When you’re investing your money, you should carefully think of the investment risks involved. However, considering how attractive your investment portfolio will be to fraudsters is just as important.
Figures obtained from the National Fraud Intelligence Bureau by AJ Bell suggests that investment fraud is on the rise. It’s a crime that could mean victims’ financial security and future is placed at risk. In the first six months of 2019, over 8,000 investment fraud reports were made, almost double the amount in the same period last year. The rapid surge means investment fraud is set to reach a record high this year.
If you were to lose a portion or all of your investments, how would it impact your future? It may mean your retirement is less comfortable or you’re unable to offer a helping hand to loved ones.
Tom Selby, Senior Analyst at AJ Bell, commented: “Financial fraud in the UK is mutating, with the number of victims of older-style ‘pension-liberation’ scams dropping in recent years on the back of a series of Government interventions – including the ban on cold-calling – and a significant industry-wide public awareness campaign.
“However, as pensions-based scam reports have fallen, the number of people falling prey to scams focused on their investments has continued to rise and look set to hit record highs in 2019.”
A ban on cold calling relating to pensions came in at the beginning of the year but this hasn’t been extended to all areas of financial services and there are still loopholes. The growing number of investment fraud reports has led to calls for the ban to be extended.
Are you at risk of investment scams?

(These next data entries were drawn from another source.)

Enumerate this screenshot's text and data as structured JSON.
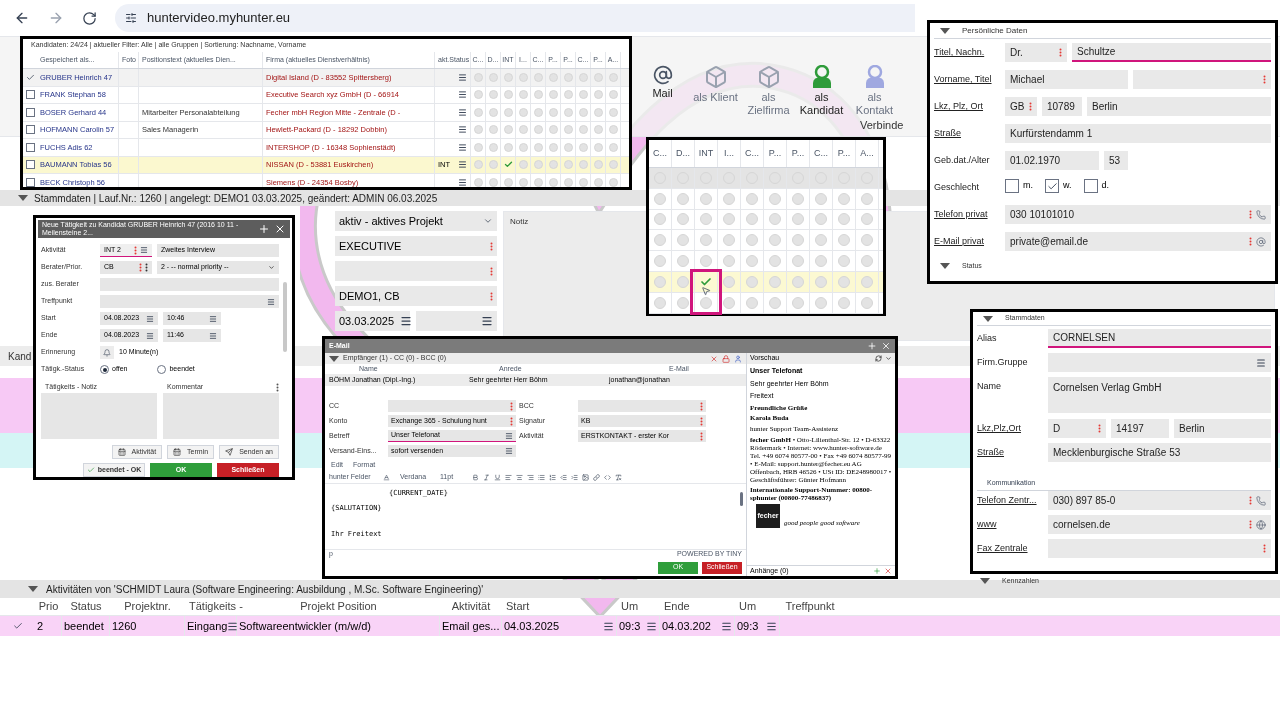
{
  "browser": {
    "url": "huntervideo.myhunter.eu"
  },
  "ribbon": {
    "items": [
      {
        "label": "Mail",
        "kind": "mail",
        "disabled": false
      },
      {
        "label": "als Klient",
        "kind": "cube",
        "disabled": true
      },
      {
        "label": "als Zielfirma",
        "kind": "cube",
        "disabled": true
      },
      {
        "label": "als Kandidat",
        "kind": "person",
        "disabled": false
      },
      {
        "label": "als Kontakt",
        "kind": "person",
        "disabled": true
      }
    ],
    "group": "Verbinde"
  },
  "project": {
    "header": "Stammdaten | Lauf.Nr.: 1260 | angelegt: DEMO1 03.03.2025, geändert: ADMIN 06.03.2025",
    "fields": [
      {
        "value": "aktiv - aktives Projekt",
        "kind": "select"
      },
      {
        "value": "EXECUTIVE",
        "kind": "menu"
      },
      {
        "kind": "menu"
      },
      {
        "value": "DEMO1, CB",
        "kind": "menu"
      },
      {
        "value": "03.03.2025",
        "kind": "date"
      }
    ],
    "note_title": "Notiz"
  },
  "candidate_grid": {
    "tab": "Kand",
    "rows": [
      {
        "color": "#f7c9f5"
      },
      {
        "color": "#d4f5f5"
      }
    ]
  },
  "candidates": {
    "summary": "Kandidaten: 24/24 | aktueller Filter: Alle | alle Gruppen | Sortierung: Nachname, Vorname",
    "columns": [
      {
        "label": "Gespeichert als...",
        "kind": "name"
      },
      {
        "label": "Foto",
        "kind": "photo"
      },
      {
        "label": "Positionstext (aktuelles Dien...",
        "kind": "position"
      },
      {
        "label": "Firma (aktuelles Dienstverhältnis)",
        "kind": "company"
      },
      {
        "label": "akt.Status",
        "kind": "status"
      },
      {
        "label": "C...",
        "kind": "flag"
      },
      {
        "label": "D...",
        "kind": "flag"
      },
      {
        "label": "INT",
        "kind": "int"
      },
      {
        "label": "I...",
        "kind": "flag"
      },
      {
        "label": "C...",
        "kind": "flag"
      },
      {
        "label": "P...",
        "kind": "flag"
      },
      {
        "label": "P...",
        "kind": "flag"
      },
      {
        "label": "C...",
        "kind": "flag"
      },
      {
        "label": "P...",
        "kind": "flag"
      },
      {
        "label": "A...",
        "kind": "flag"
      }
    ],
    "rows": [
      {
        "name": "GRUBER Heinrich 47",
        "company": "Digital Island (D - 83552 Spittersberg)",
        "selected": true,
        "highlighted": false,
        "int_checked": false
      },
      {
        "name": "FRANK Stephan 58",
        "company": "Executive Search xyz GmbH (D - 66914",
        "selected": false,
        "highlighted": false,
        "int_checked": false
      },
      {
        "name": "BOSER Gerhard 44",
        "position": "Mitarbeiter Personalabteilung",
        "company": "Fecher mbH Region Mitte - Zentrale (D -",
        "selected": false,
        "highlighted": false,
        "int_checked": false
      },
      {
        "name": "HOFMANN Carolin 57",
        "position": "Sales Managerin",
        "company": "Hewlett-Packard (D - 18292 Dobbin)",
        "selected": false,
        "highlighted": false,
        "int_checked": false
      },
      {
        "name": "FUCHS Adis 62",
        "company": "INTERSHOP (D - 16348 Sophienstädt)",
        "selected": false,
        "highlighted": false,
        "int_checked": false
      },
      {
        "name": "BAUMANN Tobias 56",
        "company": "NISSAN (D - 53881 Euskirchen)",
        "status": "INT",
        "selected": false,
        "highlighted": true,
        "int_checked": true
      },
      {
        "name": "BECK Christoph 56",
        "company": "Siemens (D - 24354 Bosby)",
        "selected": false,
        "highlighted": false,
        "int_checked": false
      }
    ]
  },
  "grid_zoom": {
    "columns": [
      {
        "label": "C...",
        "kind": "flag"
      },
      {
        "label": "D...",
        "kind": "flag"
      },
      {
        "label": "INT",
        "kind": "int"
      },
      {
        "label": "I...",
        "kind": "flag"
      },
      {
        "label": "C...",
        "kind": "flag"
      },
      {
        "label": "P...",
        "kind": "flag"
      },
      {
        "label": "P...",
        "kind": "flag"
      },
      {
        "label": "C...",
        "kind": "flag"
      },
      {
        "label": "P...",
        "kind": "flag"
      },
      {
        "label": "A...",
        "kind": "flag"
      }
    ],
    "rows": [
      {
        "selected": true,
        "highlighted": false,
        "int_checked": false
      },
      {
        "selected": false,
        "highlighted": false,
        "int_checked": false
      },
      {
        "selected": false,
        "highlighted": false,
        "int_checked": false
      },
      {
        "selected": false,
        "highlighted": false,
        "int_checked": false
      },
      {
        "selected": false,
        "highlighted": false,
        "int_checked": false
      },
      {
        "selected": false,
        "highlighted": true,
        "int_checked": true
      },
      {
        "selected": false,
        "highlighted": false,
        "int_checked": false
      }
    ]
  },
  "personal": {
    "title": "Persönliche Daten",
    "footer": "Status",
    "rows": [
      {
        "kind": "name",
        "label": "Titel, Nachn.",
        "link": true,
        "fields": [
          {
            "value": "Dr.",
            "menu": true,
            "focused": false
          },
          {
            "value": "Schultze",
            "menu": false,
            "focused": true
          }
        ]
      },
      {
        "kind": "pair",
        "label": "Vorname, Titel",
        "link": true,
        "fields": [
          {
            "value": "Michael",
            "menu": false,
            "focused": false
          },
          {
            "menu": true,
            "focused": false
          }
        ]
      },
      {
        "kind": "address",
        "label": "Lkz, Plz, Ort",
        "link": true,
        "fields": [
          {
            "value": "GB",
            "menu": true,
            "focused": false
          },
          {
            "value": "10789",
            "menu": false,
            "focused": false
          },
          {
            "value": "Berlin",
            "menu": false,
            "focused": false
          }
        ]
      },
      {
        "kind": "single",
        "label": "Straße",
        "link": true,
        "fields": [
          {
            "value": "Kurfürstendamm 1",
            "menu": false,
            "focused": false
          }
        ]
      },
      {
        "kind": "date-age",
        "label": "Geb.dat./Alter",
        "link": false,
        "fields": [
          {
            "value": "01.02.1970",
            "menu": false,
            "focused": false
          },
          {
            "value": "53",
            "menu": false,
            "focused": false
          }
        ]
      },
      {
        "kind": "checkboxes",
        "label": "Geschlecht",
        "link": false,
        "options": [
          {
            "label": "m.",
            "checked": false
          },
          {
            "label": "w.",
            "checked": true
          },
          {
            "label": "d.",
            "checked": false
          }
        ]
      },
      {
        "kind": "single",
        "label": "Telefon privat",
        "link": true,
        "fields": [
          {
            "value": "030 10101010",
            "menu": true,
            "focused": false,
            "kind": "phone"
          }
        ]
      },
      {
        "kind": "single",
        "label": "E-Mail privat",
        "link": true,
        "fields": [
          {
            "value": "private@email.de",
            "menu": true,
            "focused": false,
            "kind": "email"
          }
        ]
      }
    ]
  },
  "company": {
    "title": "Stammdaten",
    "footer": "Kennzahlen",
    "rows": [
      {
        "kind": "single",
        "label": "Alias",
        "link": false,
        "fields": [
          {
            "value": "CORNELSEN",
            "menu": false,
            "focused": true
          }
        ]
      },
      {
        "kind": "single",
        "label": "Firm.Gruppe",
        "link": false,
        "fields": [
          {
            "menu": false,
            "focused": false,
            "kind": "list"
          }
        ]
      },
      {
        "kind": "multiline",
        "label": "Name",
        "link": false,
        "fields": [
          {
            "value": "Cornelsen Verlag GmbH",
            "menu": false,
            "focused": false
          }
        ]
      },
      {
        "kind": "address",
        "label": "Lkz,Plz,Ort",
        "link": true,
        "fields": [
          {
            "value": "D",
            "menu": true,
            "focused": false
          },
          {
            "value": "14197",
            "menu": false,
            "focused": false
          },
          {
            "value": "Berlin",
            "menu": false,
            "focused": false
          }
        ]
      },
      {
        "kind": "single",
        "label": "Straße",
        "link": true,
        "fields": [
          {
            "value": "Mecklenburgische Straße 53",
            "menu": false,
            "focused": false
          }
        ]
      },
      {
        "kind": "section",
        "label": "Kommunikation"
      },
      {
        "kind": "single",
        "label": "Telefon Zentr...",
        "link": true,
        "fields": [
          {
            "value": "030) 897 85-0",
            "menu": true,
            "focused": false,
            "kind": "phone"
          }
        ]
      },
      {
        "kind": "single",
        "label": "www",
        "link": true,
        "fields": [
          {
            "value": "cornelsen.de",
            "menu": true,
            "focused": false,
            "kind": "web"
          }
        ]
      },
      {
        "kind": "single",
        "label": "Fax Zentrale",
        "link": true,
        "fields": [
          {
            "menu": true,
            "focused": false
          }
        ]
      }
    ]
  },
  "activity_dialog": {
    "title": "Neue Tätigkeit zu Kandidat GRUBER Heinrich 47 (2016 10 11 - Meilensteine 2...",
    "rows": [
      {
        "kind": "code",
        "label": "Aktivität",
        "fields": [
          {
            "value": "INT 2",
            "focused": true
          },
          {
            "value": "Zweites Interview",
            "focused": false
          }
        ]
      },
      {
        "kind": "priority",
        "label": "Berater/Prior.",
        "fields": [
          {
            "value": "CB",
            "focused": false
          },
          {
            "value": "2 - -- normal priority --",
            "focused": false
          }
        ]
      },
      {
        "kind": "single",
        "label": "zus. Berater"
      },
      {
        "kind": "list",
        "label": "Treffpunkt"
      },
      {
        "kind": "datetime",
        "label": "Start",
        "fields": [
          {
            "value": "04.08.2023",
            "focused": false
          },
          {
            "value": "10:46",
            "focused": false
          }
        ]
      },
      {
        "kind": "datetime",
        "label": "Ende",
        "fields": [
          {
            "value": "04.08.2023",
            "focused": false
          },
          {
            "value": "11:46",
            "focused": false
          }
        ]
      },
      {
        "kind": "reminder",
        "label": "Erinnerung",
        "fields": [
          {
            "value": "10 Minute(n)",
            "focused": false
          }
        ]
      },
      {
        "kind": "radios",
        "label": "Tätigk.-Status",
        "options": [
          {
            "label": "offen",
            "selected": true
          },
          {
            "label": "beendet",
            "selected": false
          }
        ]
      }
    ],
    "note_labels": [
      "Tätigkeits - Notiz",
      "Kommentar"
    ],
    "actions": [
      {
        "label": "Aktivität",
        "kind": "calendar"
      },
      {
        "label": "Termin",
        "kind": "calendar"
      },
      {
        "label": "Senden an",
        "kind": "send"
      }
    ],
    "buttons": [
      {
        "label": "beendet - OK",
        "kind": "check"
      },
      {
        "label": "OK",
        "kind": "ok"
      },
      {
        "label": "Schließen",
        "kind": "close"
      }
    ]
  },
  "email": {
    "title": "E-Mail",
    "recipients_label": "Empfänger (1) - CC (0) - BCC (0)",
    "columns": [
      "Name",
      "Anrede",
      "E-Mail"
    ],
    "recipients": [
      {
        "name": "BÖHM Jonathan (Dipl.-Ing.)",
        "salutation": "Sehr geehrter Herr Böhm",
        "email": "jonathan@jonathan"
      }
    ],
    "fields": [
      {
        "label": "CC",
        "kind": "menu",
        "focused": false
      },
      {
        "label": "BCC",
        "kind": "menu",
        "focused": false
      },
      {
        "label": "Konto",
        "value": "Exchange 365 - Schulung hunt",
        "kind": "menu",
        "focused": false
      },
      {
        "label": "Signatur",
        "value": "KB",
        "kind": "menu",
        "focused": false
      },
      {
        "label": "Betreff",
        "value": "Unser Telefonat",
        "kind": "list",
        "focused": true
      },
      {
        "label": "Aktivität",
        "value": "ERSTKONTAKT - erster Kor",
        "kind": "menu",
        "focused": false
      },
      {
        "label": "Versand-Eins...",
        "value": "sofort versenden",
        "kind": "list",
        "focused": false
      }
    ],
    "menus": [
      "Edit",
      "Format"
    ],
    "toolbar": {
      "fields": "hunter Felder",
      "font": "Verdana",
      "size": "11pt"
    },
    "body": [
      {
        "text": "{CURRENT_DATE}",
        "kind": "indented"
      },
      {
        "text": "{SALUTATION}",
        "kind": "plain"
      },
      {
        "text": "Ihr Freitext",
        "kind": "gap"
      }
    ],
    "status_path": "p",
    "powered": "POWERED BY TINY",
    "buttons": [
      {
        "label": "OK",
        "kind": "ok"
      },
      {
        "label": "Schließen",
        "kind": "close"
      }
    ],
    "preview": {
      "title": "Vorschau",
      "subject": "Unser Telefonat",
      "lines": [
        {
          "text": "Sehr geehrter Herr Böhm",
          "kind": "plain"
        },
        {
          "text": "Freitext",
          "kind": "plain"
        },
        {
          "text": "Freundliche Grüße",
          "kind": "strong"
        },
        {
          "text": "Karola Buda",
          "kind": "strong"
        },
        {
          "text": "hunter Support Team-Assistenz",
          "kind": "serif"
        },
        {
          "text": "**fecher GmbH** • Otto-Lilienthal-Str. 12 • D-63322 Rödermark • Internet: www.hunter-software.de Tel. +49 6074 80577-00 • Fax +49 6074 80577-99 • E-Mail: support.hunter@fecher.eu AG Offenbach, HRB 46526 • USt ID: DE248980017 • Geschäftsführer: Günter Hofmann",
          "kind": "small"
        },
        {
          "text": "Internationale Support-Nummer: 00800-sphunter (00800-77486837)",
          "kind": "strong"
        }
      ],
      "logo": {
        "name": "fecher",
        "tagline": "good people good software"
      },
      "attachments": "Anhänge (0)"
    }
  },
  "activities": {
    "title": "Aktivitäten von 'SCHMIDT Laura (Software Engineering: Ausbildung , M.Sc. Software Engineering)'",
    "columns": [
      {
        "label": "Prio",
        "kind": "text"
      },
      {
        "label": "Status",
        "kind": "text"
      },
      {
        "label": "Projektnr.",
        "kind": "text"
      },
      {
        "label": "Tätigkeits -",
        "kind": "list"
      },
      {
        "label": "Projekt Position",
        "kind": "text"
      },
      {
        "label": "Aktivität",
        "kind": "text"
      },
      {
        "label": "Start",
        "kind": "list"
      },
      {
        "label": "Um",
        "kind": "list"
      },
      {
        "label": "Ende",
        "kind": "list"
      },
      {
        "label": "Um",
        "kind": "list"
      },
      {
        "label": "Treffpunkt",
        "kind": "text"
      }
    ],
    "rows": [
      {
        "selected": true,
        "cells": [
          "2",
          "beendet",
          "1260",
          "Eingang",
          "Softwareentwickler (m/w/d)",
          "Email ges...",
          "04.03.2025",
          "09:3",
          "04.03.202",
          "09:3"
        ]
      }
    ]
  }
}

Many of us think we’d spot fraud attempts. However, criminals can use sophisticated tactics and strategies, as well as appearing professional. It may be easier than you think to unwittingly hand over your money or personal details.

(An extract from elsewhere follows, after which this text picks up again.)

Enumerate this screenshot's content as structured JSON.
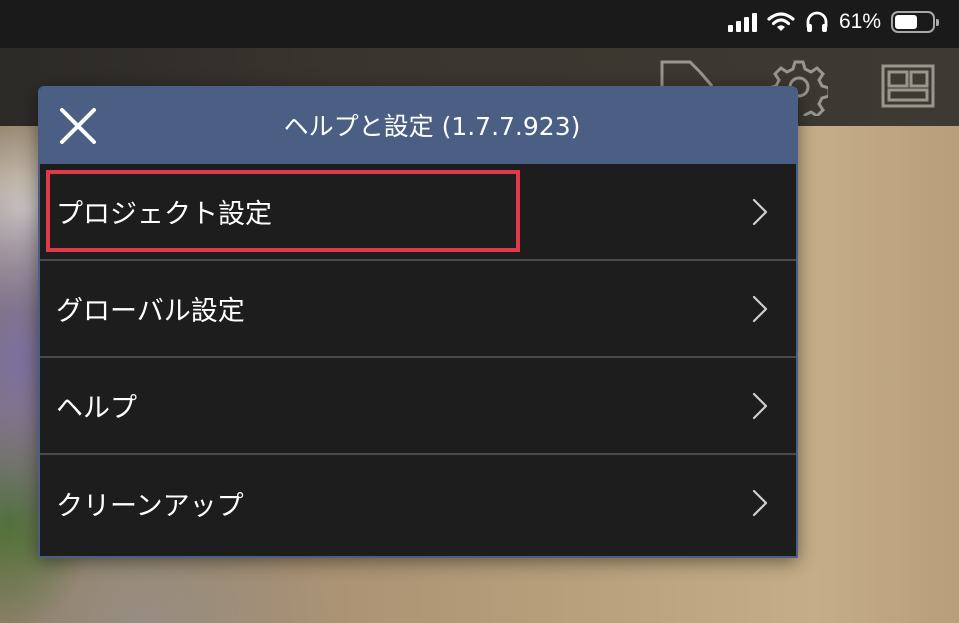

The latest research from the Financial Conduct Authority (FCA), for example, indicates that 42% of pension savers, the equivalent of over five million people, in the UK could fall for common tactics used by scammers. Even those who considered themselves to be financially savvy were just as likely to be persuaded to part with their money.
So, what can you do to minimise the risk of your investments falling prey to scammers?

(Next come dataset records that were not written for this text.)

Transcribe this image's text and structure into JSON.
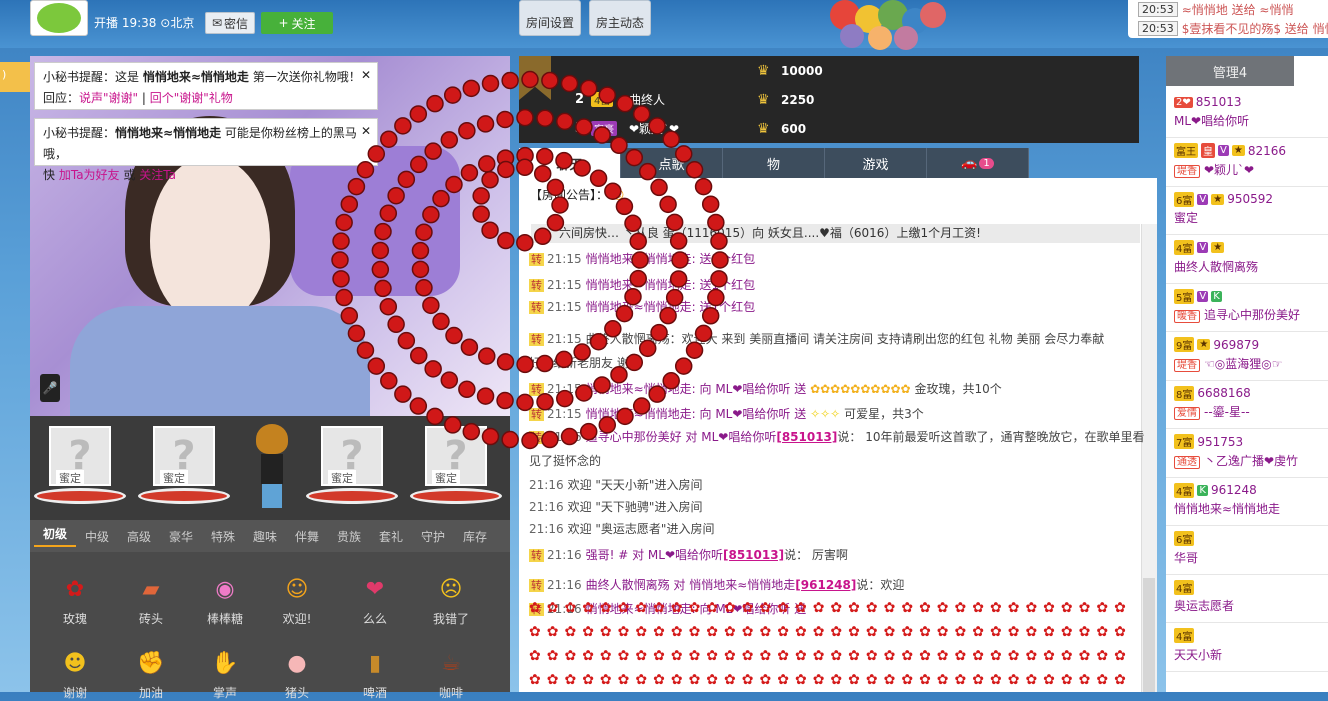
{
  "header": {
    "onair_label": "开播",
    "onair_time": "19:38",
    "location": "北京",
    "pm_label": "密信",
    "follow_label": "关注",
    "room_settings": "房间设置",
    "host_activity": "房主动态"
  },
  "notices": [
    {
      "time": "20:53",
      "text": "≈悄悄地 送给 ≈悄悄"
    },
    {
      "time": "20:53",
      "text": "$壹抹看不见的殇$ 送给 悄悄"
    }
  ],
  "tips": [
    {
      "prefix": "小秘书提醒：这是",
      "name": "悄悄地来≈悄悄地走",
      "suffix": "第一次送你礼物哦！",
      "line2_prefix": "回应：",
      "link1": "说声\"谢谢\"",
      "sep": "|",
      "link2": "回个\"谢谢\"礼物"
    },
    {
      "prefix": "小秘书提醒：",
      "name": "悄悄地来≈悄悄地走",
      "suffix": "可能是你粉丝榜上的黑马哦，",
      "line2_prefix": "快",
      "link1": "加Ta为好友",
      "or": "或",
      "link2": "关注Ta"
    }
  ],
  "seats": [
    {
      "label": "蜜定"
    },
    {
      "label": "蜜定"
    },
    {
      "label": "蜜定"
    },
    {
      "label": "蜜定"
    }
  ],
  "gift_tabs": [
    "初级",
    "中级",
    "高级",
    "豪华",
    "特殊",
    "趣味",
    "伴舞",
    "贵族",
    "套礼",
    "守护",
    "库存"
  ],
  "gifts": [
    {
      "name": "玫瑰",
      "icon": "rose-icon"
    },
    {
      "name": "砖头",
      "icon": "brick-icon"
    },
    {
      "name": "棒棒糖",
      "icon": "lollipop-icon"
    },
    {
      "name": "欢迎!",
      "icon": "welcome-icon"
    },
    {
      "name": "么么",
      "icon": "kiss-icon"
    },
    {
      "name": "我错了",
      "icon": "sorry-icon"
    },
    {
      "name": "谢谢",
      "icon": "thanks-icon"
    },
    {
      "name": "加油",
      "icon": "cheer-icon"
    },
    {
      "name": "掌声",
      "icon": "clap-icon"
    },
    {
      "name": "猪头",
      "icon": "pig-icon"
    },
    {
      "name": "啤酒",
      "icon": "beer-icon"
    },
    {
      "name": "咖啡",
      "icon": "coffee-icon"
    }
  ],
  "rank": [
    {
      "num": "",
      "level": "",
      "name": "",
      "value": "10000"
    },
    {
      "num": "2",
      "level": "4富",
      "name": "曲终人",
      "value": "2250"
    },
    {
      "num": "3",
      "level": "富豪",
      "name": "❤颖儿`❤",
      "value": "600"
    }
  ],
  "chat_tabs": [
    {
      "label": "聊天"
    },
    {
      "label": "点歌"
    },
    {
      "label": "物"
    },
    {
      "label": "游戏"
    },
    {
      "label": "",
      "badge": "1"
    }
  ],
  "chat": {
    "announce": "【房间公告】：",
    "system": "六间房快… 丶从良 蛋（1116015）向 妖女且....♥福（6016）上缴1个月工资!",
    "rows": [
      {
        "zhuan": "转",
        "time": "21:15",
        "text": "悄悄地来≈悄悄地走: 送1个红包"
      },
      {
        "zhuan": "转",
        "time": "21:15",
        "text": "悄悄地来≈悄悄地走: 送1个红包"
      },
      {
        "zhuan": "转",
        "time": "21:15",
        "text": "悄悄地来≈悄悄地走: 送1个红包"
      },
      {
        "zhuan": "转",
        "time": "21:15",
        "text": "曲终人散惘离殇：欢迎大 来到 美丽直播间 请关注房间 支持请刷出您的红包 礼物 美丽 会尽力奉献"
      },
      {
        "zhuan": "",
        "time": "",
        "text": "好歌给新老朋友 谢谢"
      },
      {
        "zhuan": "转",
        "time": "21:15",
        "text": "悄悄地来≈悄悄地走: 向 ML❤唱给你听 送",
        "tail": "金玫瑰，共10个"
      },
      {
        "zhuan": "转",
        "time": "21:15",
        "text": "悄悄地来≈悄悄地走: 向 ML❤唱给你听 送",
        "tail": "可爱星，共3个"
      },
      {
        "zhuan": "转",
        "time": "21:16",
        "text": "追寻心中那份美好 对 ML❤唱给你听",
        "link": "[851013]",
        "tail": "说： 10年前最爱听这首歌了，通宵整晚放它，在歌单里看"
      },
      {
        "zhuan": "",
        "time": "",
        "text": "见了挺怀念的"
      },
      {
        "zhuan": "",
        "time": "21:16",
        "text": "欢迎 \"天天小新\"进入房间"
      },
      {
        "zhuan": "",
        "time": "21:16",
        "text": "欢迎 \"天下驰骋\"进入房间"
      },
      {
        "zhuan": "",
        "time": "21:16",
        "text": "欢迎 \"奥运志愿者\"进入房间"
      },
      {
        "zhuan": "转",
        "time": "21:16",
        "text": "强哥! # 对 ML❤唱给你听",
        "link": "[851013]",
        "tail": "说： 厉害啊"
      },
      {
        "zhuan": "转",
        "time": "21:16",
        "text": "曲终人散惘离殇 对 悄悄地来≈悄悄地走",
        "link": "[961248]",
        "tail": "说：欢迎"
      },
      {
        "zhuan": "转",
        "time": "21:16",
        "text": "悄悄地来≈悄悄地走: 向 ML❤唱给你听 送"
      }
    ]
  },
  "right_panel": {
    "tab": "管理4",
    "users": [
      {
        "tags": [
          "2❤"
        ],
        "id": "851013",
        "name": "ML❤唱给你听"
      },
      {
        "tags": [
          "富王",
          "皇",
          "V",
          "★"
        ],
        "id": "82166",
        "extra": "堤香",
        "name": "❤颖儿`❤"
      },
      {
        "tags": [
          "6富",
          "V",
          "★"
        ],
        "id": "950592",
        "name": "蜜定"
      },
      {
        "tags": [
          "4富",
          "V",
          "★"
        ],
        "id": "",
        "name": "曲终人散惘离殇"
      },
      {
        "tags": [
          "5富",
          "V",
          "K"
        ],
        "id": "",
        "extra": "暖香",
        "name": "追寻心中那份美好"
      },
      {
        "tags": [
          "9富",
          "★"
        ],
        "id": "969879",
        "extra": "堤香",
        "name": "☜◎蓝海狸◎☞"
      },
      {
        "tags": [
          "8富"
        ],
        "id": "6688168",
        "extra": "爱情",
        "name": "--鎏-星--"
      },
      {
        "tags": [
          "7富"
        ],
        "id": "951753",
        "extra": "通透",
        "name": "丶乙逸广播❤虔竹"
      },
      {
        "tags": [
          "4富",
          "K"
        ],
        "id": "961248",
        "name": "悄悄地来≈悄悄地走"
      },
      {
        "tags": [
          "6富"
        ],
        "id": "",
        "name": "华哥"
      },
      {
        "tags": [
          "4富"
        ],
        "id": "",
        "name": "奥运志愿者"
      },
      {
        "tags": [
          "4富"
        ],
        "id": "",
        "name": "天天小新"
      }
    ]
  },
  "colors": {
    "accent": "#c8148c",
    "header": "#2d74b8",
    "dark": "#262626"
  }
}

1. Be cautious of opportunities that are out of the blue
Investment decisions can change your financial security over the long term and, as a result, should be carefully considered. Opportunities that come from out of the blue might be a good choice, but you should be cautious. This is particularly true for cold calls or advertisements, including those on social media. You don’t have to immediately discount opportunities, though keep in mind that doing research and assessing how it’ll impact your financial plans is crucial.
2. Check the FCA register
If you’re speaking to someone about investments, make sure they’re regulated. You can do this by searching the FCA register. Some scammers will use legitimate details of financial service providers to lull you into a false sense of security. Even if the firm or individual appears on the register, use the details listed to contact them directly and ensure the communication is genuine.
3. Don’t be pressured into making quick decisions
Investments should be undertaken with a long-term view and not as a snap decision. Genuine financial professionals will understand this and give you the time needed to consider their proposition and ask questions. Fraudsters, on the other hand, will want to close a deal quickly. If you feel like you’re being pressured or are having time limits imposed, take a step back.
4. Take the time to understand the investments
Exotic investments can sound intriguing but if you don’t understand what you’re investing in, you need to at least take some time to do some research. It’s important you understand your financial decisions, including how your money is invested and how it would fit into your existing portfolio. If you’re unsure, speak to your financial adviser.
5. Remember investment returns can’t be guaranteed
In a bid to entice investors, some scammers will claim investment returns are guaranteed. As much as we’d like this to be true, it simply isn’t. All investments carry some risk, the level of which should be a critical part of your decision. If the person you’re speaking to is unwilling to discuss the risks or gives vague answers, ask yourself why that is.
6. Be cautious of ‘free advice’
Scammers have been using terms such as ‘free pension review’ and ‘free advice’ to start an initial conversation; advice is never free. A genuine finance professional should be upfront about their fees and associated costs of the investment opportunities they’re proposing. This allows you to make a decision that’s right for you and your circumstances.
7. Be realistic
We all want to get the most out of our investments. It’s natural to be drawn to investment opportunities that claim to offer higher returns but here the old adage ‘if it seems too good to be true, it probably is’ applies. Be realistic about the investment returns you can expect with your risk profile in mind.
There are orgnaistions and departments that can provide you with support if you’ve been affected by a scam or are worried you’ve been targeted. These include:
You can also get in touch with us if you have any questions about your pension or investment portfolio.